YOUR OBJECTIVE:
From the entries, copy out every line in which the word "JSON" is found.

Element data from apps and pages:

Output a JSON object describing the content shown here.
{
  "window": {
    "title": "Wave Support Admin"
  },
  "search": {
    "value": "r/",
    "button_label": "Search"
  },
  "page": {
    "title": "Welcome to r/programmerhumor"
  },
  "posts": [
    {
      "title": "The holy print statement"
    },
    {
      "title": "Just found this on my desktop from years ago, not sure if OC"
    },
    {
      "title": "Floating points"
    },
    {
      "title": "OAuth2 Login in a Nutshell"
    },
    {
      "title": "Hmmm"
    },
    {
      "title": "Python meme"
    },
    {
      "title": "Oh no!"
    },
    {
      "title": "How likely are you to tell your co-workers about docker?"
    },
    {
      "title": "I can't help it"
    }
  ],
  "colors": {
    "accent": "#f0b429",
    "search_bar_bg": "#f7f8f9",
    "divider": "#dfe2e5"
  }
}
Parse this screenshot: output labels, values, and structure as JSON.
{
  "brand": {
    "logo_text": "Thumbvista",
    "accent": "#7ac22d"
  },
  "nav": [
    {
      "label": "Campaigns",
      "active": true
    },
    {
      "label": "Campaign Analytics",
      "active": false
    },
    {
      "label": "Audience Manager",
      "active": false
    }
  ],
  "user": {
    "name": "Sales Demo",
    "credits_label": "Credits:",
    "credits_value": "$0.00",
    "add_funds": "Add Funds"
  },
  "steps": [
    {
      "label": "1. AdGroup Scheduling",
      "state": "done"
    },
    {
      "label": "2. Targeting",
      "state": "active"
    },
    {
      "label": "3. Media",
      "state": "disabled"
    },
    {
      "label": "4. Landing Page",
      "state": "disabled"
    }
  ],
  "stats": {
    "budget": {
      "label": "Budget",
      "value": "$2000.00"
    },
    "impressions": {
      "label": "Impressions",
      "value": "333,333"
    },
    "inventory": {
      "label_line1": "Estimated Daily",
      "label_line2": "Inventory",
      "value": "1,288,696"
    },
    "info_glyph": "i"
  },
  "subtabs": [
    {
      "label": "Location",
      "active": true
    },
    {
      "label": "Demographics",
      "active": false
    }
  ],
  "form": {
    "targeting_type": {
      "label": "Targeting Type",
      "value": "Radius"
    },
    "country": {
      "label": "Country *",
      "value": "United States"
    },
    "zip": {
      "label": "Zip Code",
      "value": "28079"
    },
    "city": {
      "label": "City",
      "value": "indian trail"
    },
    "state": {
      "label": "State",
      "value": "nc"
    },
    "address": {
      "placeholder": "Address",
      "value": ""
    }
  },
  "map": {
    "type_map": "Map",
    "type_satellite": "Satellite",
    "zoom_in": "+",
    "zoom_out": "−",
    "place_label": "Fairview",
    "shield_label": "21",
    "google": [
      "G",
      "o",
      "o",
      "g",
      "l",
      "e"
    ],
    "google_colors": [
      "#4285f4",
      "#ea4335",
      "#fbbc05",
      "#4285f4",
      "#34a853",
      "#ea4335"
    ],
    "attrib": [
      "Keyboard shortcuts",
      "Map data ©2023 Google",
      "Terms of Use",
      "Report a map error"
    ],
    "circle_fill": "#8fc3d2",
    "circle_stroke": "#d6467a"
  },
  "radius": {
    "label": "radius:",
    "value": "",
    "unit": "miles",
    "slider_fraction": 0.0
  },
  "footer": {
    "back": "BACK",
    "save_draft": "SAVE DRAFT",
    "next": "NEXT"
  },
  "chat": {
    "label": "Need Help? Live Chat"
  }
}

OUTPUT FOR THIS TASK:
Output a JSON object describing the content shown here.
Parse this screenshot: output labels, values, and structure as JSON.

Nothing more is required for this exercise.